Well, civilization is finally coming to Lopez Island. After at least a decade of avoiding the ubiquity of cell towers, our electric utility Opalco has signed an agreement with T-Mobile to install 4G LTE cell towers on utility poles around the island. A few have already gone up, and many more are planned (38 in total for the County).
Many citizens are concerned about this development, for varying reasons. Some folks are concerned with the possible adverse health effects of electromagnetic radiation (a.k.a. EMR); some folks are not worried about EMR per se, but feel that having "good" cell phone reception will negate some of the advantages of living in a community that isn't quite as obsessed with connectivity as the mainland (a.k.a. America).
I am in the latter group. A few years ago I wrote about the EMR kerfluffle as it was unfolding at the time, when the broadband plan was initially put forth. I am not convinced that the electromagnetic "radiation" (scary word!) from cell towers is any more toxic to our health than other radio frequencies, or wood smoke, or arsenic in groundwater, or any other of a million things that we are exposed to on a daily basis.
But I do see a real threat to our local culture as the "always connected" mindset begins to dominate, and we are expected to keep up with everything...
I'm one of a gazillion people who are writing about this very same subject at this moment. There's no doubt that as human beings, we are losing something when the cell phone becomes a dominant feature in every interaction between human individuals, and between humans and the world around us. Does a sunset or a flower exist for itself, or so we can post it on Instagram? If we do not "capture the moment" does it negate the experience? (I take pictures and post them on Instagram, so I'm not casting any stones here...)
One reason these questions concern me is that I am acutely aware of my own neurological tendency to be distracted, and how the internet fuels that distraction. I make a living on the internet, and more than that I have come to depend on it as a source of knowledge and information. I spend hours just about every day online, and I think I'm pretty good at using the Interwebs. I get the internet: it's cool, it's fun, and it's very, very useful.
But when I step outside, I'm not connected to the Web, and neither are the friends I'm hiking with. When you go to a gathering on Lopez it's rare to see someone glued to a screen. Lopez has a culture that, while not discouraging cell phone use, certainly doesn't encourage or fetishize it.
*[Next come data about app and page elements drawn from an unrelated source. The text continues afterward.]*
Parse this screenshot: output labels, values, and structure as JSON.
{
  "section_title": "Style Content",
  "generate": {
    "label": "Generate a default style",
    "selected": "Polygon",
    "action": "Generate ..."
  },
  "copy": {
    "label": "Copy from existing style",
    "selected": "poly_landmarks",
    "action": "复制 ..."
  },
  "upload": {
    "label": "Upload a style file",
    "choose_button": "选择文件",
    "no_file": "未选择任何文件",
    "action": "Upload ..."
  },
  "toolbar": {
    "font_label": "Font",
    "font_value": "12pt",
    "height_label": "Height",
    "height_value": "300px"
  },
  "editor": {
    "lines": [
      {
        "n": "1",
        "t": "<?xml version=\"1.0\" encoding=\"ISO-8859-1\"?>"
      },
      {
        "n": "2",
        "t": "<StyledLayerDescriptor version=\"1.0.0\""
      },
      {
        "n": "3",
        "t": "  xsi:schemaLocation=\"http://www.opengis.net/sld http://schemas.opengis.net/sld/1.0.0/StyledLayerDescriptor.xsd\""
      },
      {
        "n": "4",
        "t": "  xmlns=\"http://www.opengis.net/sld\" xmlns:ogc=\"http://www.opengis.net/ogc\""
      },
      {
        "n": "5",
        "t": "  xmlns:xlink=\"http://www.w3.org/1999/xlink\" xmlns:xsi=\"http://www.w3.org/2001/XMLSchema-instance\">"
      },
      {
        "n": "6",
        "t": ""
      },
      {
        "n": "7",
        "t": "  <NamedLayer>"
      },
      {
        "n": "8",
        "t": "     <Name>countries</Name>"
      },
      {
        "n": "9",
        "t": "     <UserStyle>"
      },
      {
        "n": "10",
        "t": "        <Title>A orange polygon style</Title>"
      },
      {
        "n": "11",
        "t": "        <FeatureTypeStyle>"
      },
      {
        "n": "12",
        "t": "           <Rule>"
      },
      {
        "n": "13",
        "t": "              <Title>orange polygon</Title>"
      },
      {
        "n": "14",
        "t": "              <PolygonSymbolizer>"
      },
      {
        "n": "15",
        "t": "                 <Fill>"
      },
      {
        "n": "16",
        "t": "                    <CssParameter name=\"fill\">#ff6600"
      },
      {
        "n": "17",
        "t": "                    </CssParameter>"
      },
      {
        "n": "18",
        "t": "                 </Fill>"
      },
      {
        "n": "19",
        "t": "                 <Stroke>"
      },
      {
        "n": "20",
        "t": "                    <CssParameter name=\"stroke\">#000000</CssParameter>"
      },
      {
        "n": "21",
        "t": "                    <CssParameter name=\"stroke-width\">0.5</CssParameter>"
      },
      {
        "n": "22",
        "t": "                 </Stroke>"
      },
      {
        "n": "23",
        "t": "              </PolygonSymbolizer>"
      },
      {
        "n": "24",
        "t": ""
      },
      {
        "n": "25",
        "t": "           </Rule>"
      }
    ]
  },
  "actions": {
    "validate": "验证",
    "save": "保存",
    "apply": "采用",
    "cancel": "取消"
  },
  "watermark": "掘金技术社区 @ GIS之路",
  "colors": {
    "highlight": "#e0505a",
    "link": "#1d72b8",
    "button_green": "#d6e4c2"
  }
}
Recently the Chamber of Commerce came up with an idea to promote Lopez via an app—visitors could "check in" at various sites around the island and earn points to be rewarded... somewhere. (I'm not too clear on the actual goal of the thing.) People went kinda ballistic when it was revealed that a lot of our cherished natural places were going to be "check in" spots. Fast forward, and the natural sites were removed from the app—but the fact is that someone (or more accurately many someones) thought it appropriate that visitors would use our beaches, trails, rocky bluffs, and forests as if they were a video game.
Such is the power of this new force: we have become conditioned to accept that the natural world is just another game to consume.
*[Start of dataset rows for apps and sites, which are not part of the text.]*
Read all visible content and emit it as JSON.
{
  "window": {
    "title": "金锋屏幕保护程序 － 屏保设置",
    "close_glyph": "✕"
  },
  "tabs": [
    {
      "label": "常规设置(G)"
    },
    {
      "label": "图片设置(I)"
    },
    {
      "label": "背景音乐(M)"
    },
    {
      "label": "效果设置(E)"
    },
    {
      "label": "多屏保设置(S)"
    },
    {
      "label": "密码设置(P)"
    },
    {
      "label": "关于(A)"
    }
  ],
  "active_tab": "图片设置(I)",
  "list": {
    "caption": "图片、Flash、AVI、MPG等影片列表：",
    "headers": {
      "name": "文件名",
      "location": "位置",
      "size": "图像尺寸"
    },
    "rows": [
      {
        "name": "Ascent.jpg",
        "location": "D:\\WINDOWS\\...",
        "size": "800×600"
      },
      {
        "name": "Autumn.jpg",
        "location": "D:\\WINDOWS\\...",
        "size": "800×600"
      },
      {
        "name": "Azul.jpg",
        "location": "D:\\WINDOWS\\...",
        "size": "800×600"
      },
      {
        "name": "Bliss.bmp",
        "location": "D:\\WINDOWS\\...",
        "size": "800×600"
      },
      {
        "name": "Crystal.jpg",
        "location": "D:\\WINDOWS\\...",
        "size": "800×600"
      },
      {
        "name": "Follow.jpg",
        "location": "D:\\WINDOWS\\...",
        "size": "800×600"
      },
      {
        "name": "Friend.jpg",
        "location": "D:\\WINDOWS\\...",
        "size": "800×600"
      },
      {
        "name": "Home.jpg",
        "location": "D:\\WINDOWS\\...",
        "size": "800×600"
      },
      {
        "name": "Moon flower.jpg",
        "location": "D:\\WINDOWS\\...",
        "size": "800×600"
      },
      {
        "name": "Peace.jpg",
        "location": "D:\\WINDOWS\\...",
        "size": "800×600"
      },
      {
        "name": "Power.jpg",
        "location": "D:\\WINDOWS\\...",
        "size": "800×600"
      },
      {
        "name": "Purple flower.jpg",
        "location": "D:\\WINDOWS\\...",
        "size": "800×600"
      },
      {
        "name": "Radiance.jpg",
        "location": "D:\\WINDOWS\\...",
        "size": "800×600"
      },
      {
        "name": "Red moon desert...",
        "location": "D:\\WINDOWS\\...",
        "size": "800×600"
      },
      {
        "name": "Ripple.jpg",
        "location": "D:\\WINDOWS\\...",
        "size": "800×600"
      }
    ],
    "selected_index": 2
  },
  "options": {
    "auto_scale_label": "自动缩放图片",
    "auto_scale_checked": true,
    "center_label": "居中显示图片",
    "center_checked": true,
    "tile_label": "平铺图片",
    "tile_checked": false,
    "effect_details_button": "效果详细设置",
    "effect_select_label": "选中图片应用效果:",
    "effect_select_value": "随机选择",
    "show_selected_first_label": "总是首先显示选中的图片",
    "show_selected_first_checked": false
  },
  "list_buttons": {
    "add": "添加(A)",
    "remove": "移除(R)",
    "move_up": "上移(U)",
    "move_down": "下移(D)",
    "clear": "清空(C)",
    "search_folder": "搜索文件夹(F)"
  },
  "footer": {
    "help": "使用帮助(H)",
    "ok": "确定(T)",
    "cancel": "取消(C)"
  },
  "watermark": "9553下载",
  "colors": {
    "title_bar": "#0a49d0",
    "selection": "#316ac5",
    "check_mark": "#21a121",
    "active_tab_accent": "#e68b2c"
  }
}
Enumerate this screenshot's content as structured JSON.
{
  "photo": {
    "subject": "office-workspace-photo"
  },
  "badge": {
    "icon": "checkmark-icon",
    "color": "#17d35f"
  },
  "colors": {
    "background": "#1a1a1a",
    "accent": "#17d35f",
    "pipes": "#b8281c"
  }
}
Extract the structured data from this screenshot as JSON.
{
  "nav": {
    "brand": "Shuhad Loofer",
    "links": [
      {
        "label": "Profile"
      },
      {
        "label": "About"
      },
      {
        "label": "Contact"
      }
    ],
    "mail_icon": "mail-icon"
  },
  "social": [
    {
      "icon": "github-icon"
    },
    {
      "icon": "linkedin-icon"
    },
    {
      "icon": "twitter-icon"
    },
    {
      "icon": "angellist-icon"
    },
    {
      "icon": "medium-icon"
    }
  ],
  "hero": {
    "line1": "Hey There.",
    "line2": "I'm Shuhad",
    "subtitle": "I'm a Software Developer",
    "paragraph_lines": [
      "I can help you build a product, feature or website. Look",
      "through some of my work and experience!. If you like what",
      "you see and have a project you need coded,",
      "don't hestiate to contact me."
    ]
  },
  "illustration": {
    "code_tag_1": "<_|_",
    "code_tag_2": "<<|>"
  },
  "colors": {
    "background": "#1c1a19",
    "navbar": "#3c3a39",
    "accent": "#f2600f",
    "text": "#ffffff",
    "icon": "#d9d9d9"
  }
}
OK, time for me to summon my inner crank and start snarling about "when I was a kid...!" But really, when I was a kid, we didn't have little computers in our pockets that allowed us to check out of the work around us. We had to resort to comic books and Gilligan's Island reruns for that. And Mom would stride in and turn off the TV when it was time to do homework...
Nevertheless, in the 60's kids suffered from attention deficit disorders—we just didn't generally know it at the time. I was not neurotypical: I was one of those distractable, under-achieving kids that stymied my teachers and my parents. Adding the internet into my available escape routes might have been a good thing, but it might also have been disastrous. How parents today deal with "screen time" is utterly beyond my imagination.
Clearly, we're not wired to handle the level of sensory stimulation that pervades modern life. (You can Google that if you want to. But trust me, it's true.) That's one reason why people come to places like Lopez: to unplug. A place that isn't plastered with TVs, that has crappy cell phone reception, that has amazing natural places to experience... these places are too rare, and too precious to sacrifice.
What can we as a community do about this new onslaught, this new reality of "more capacity, faster speeds, and a superb experience" ? Well, the reality is... we can't do anything about the cell towers. Federal law forbids local jurisdictions from prohibiting the "provision of personal wireless services." Even if some citizens managed to bring a case against the towers, the majority of islanders support "better" connectivity.
But maybe there is another way for us to advance the conversation. Maybe we can think of ways to nurture the idea that people visiting Lopez would voluntarily unplug—that this community values experiences that don't require an internet connection. We can put forth the idea that unplugging is good for the body and soul. We can encourage focus, instead of distraction.
We can use the tools of promotion, too—we can "brand" our own message: a message of engagement with the world around us, instead of a screen.
What do you think the LopezUnplugged Brand would look like?